§ **Exercise goal**
Search term "text": please copy every line of the records below that contains it.

§ **Entries shown**

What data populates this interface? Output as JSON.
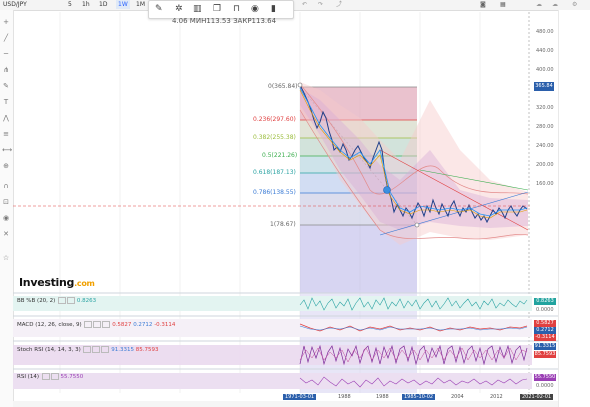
{
  "toolbar": {
    "symbol": "USD/JPY",
    "intervals": [
      "5",
      "1h",
      "1D",
      "1W",
      "1M"
    ],
    "active_interval": "1M"
  },
  "ohlc_legend": "4.06 МИН113.53 ЗАКР113.64",
  "price_axis": {
    "ticks": [
      "480.00",
      "440.00",
      "400.00",
      "360.00",
      "320.00",
      "280.00",
      "240.00",
      "200.00",
      "160.00"
    ],
    "current_price": "365.84"
  },
  "fib_levels": [
    {
      "label": "0(365.84)",
      "color": "#666666"
    },
    {
      "label": "0.236(297.60)",
      "color": "#e04040"
    },
    {
      "label": "0.382(255.38)",
      "color": "#9bbd3e"
    },
    {
      "label": "0.5(221.26)",
      "color": "#3cae4f"
    },
    {
      "label": "0.618(187.13)",
      "color": "#2aa3a3"
    },
    {
      "label": "0.786(138.55)",
      "color": "#3a7bd5"
    },
    {
      "label": "1(78.67)",
      "color": "#666666"
    }
  ],
  "brand": {
    "name": "Investing",
    "suffix": ".com"
  },
  "panes": [
    {
      "id": "bbb",
      "legend": "BB %B (20, 2)",
      "values": [
        "0.8263"
      ],
      "value_colors": [
        "#2aa3a3"
      ],
      "tags": [
        {
          "text": "0.8263",
          "color": "#22a39f"
        }
      ],
      "labels": [
        "0.0000"
      ]
    },
    {
      "id": "macd",
      "legend": "MACD (12, 26, close, 9)",
      "values": [
        "0.5827",
        "0.2712",
        "-0.3114"
      ],
      "value_colors": [
        "#e04040",
        "#3a7bd5",
        "#e04040"
      ],
      "tags": [
        {
          "text": "0.5827",
          "color": "#e04040"
        },
        {
          "text": "0.2712",
          "color": "#2b5fab"
        },
        {
          "text": "-0.3114",
          "color": "#e04040"
        }
      ],
      "labels": []
    },
    {
      "id": "stoch",
      "legend": "Stoch RSI (14, 14, 3, 3)",
      "values": [
        "91.3315",
        "85.7593"
      ],
      "value_colors": [
        "#3a7bd5",
        "#e04040"
      ],
      "tags": [
        {
          "text": "91.3315",
          "color": "#2b5fab"
        },
        {
          "text": "85.7593",
          "color": "#e04040"
        }
      ],
      "labels": []
    },
    {
      "id": "rsi",
      "legend": "RSI (14)",
      "values": [
        "55.7550"
      ],
      "value_colors": [
        "#9b3fb5"
      ],
      "tags": [
        {
          "text": "55.7550",
          "color": "#9b3fb5"
        }
      ],
      "labels": [
        "0.0000"
      ]
    }
  ],
  "time_axis": {
    "start": "1971-03-01",
    "labels": [
      "1988",
      "1988",
      "1985-10-02",
      "2004",
      "2012"
    ],
    "end": "2021-02-01"
  },
  "colors": {
    "up": "#2196f3",
    "accent": "#2b5fab",
    "fib_zone": "#b7b3e8"
  }
}
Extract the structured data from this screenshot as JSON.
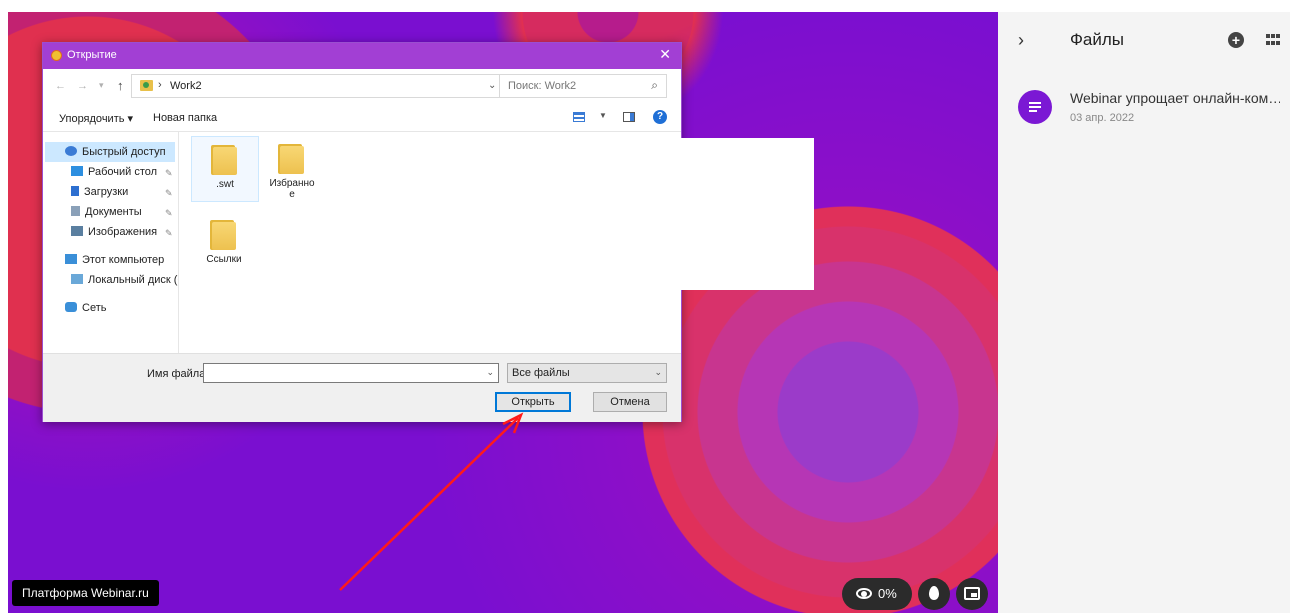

§ **Answer section**
          "text": "0.8263",
          "text": "0.5827",
          "text": "0.2712",
          "text": "-0.3114",
          "text": "91.3315",
          "text": "85.7593",
          "text": "55.7550",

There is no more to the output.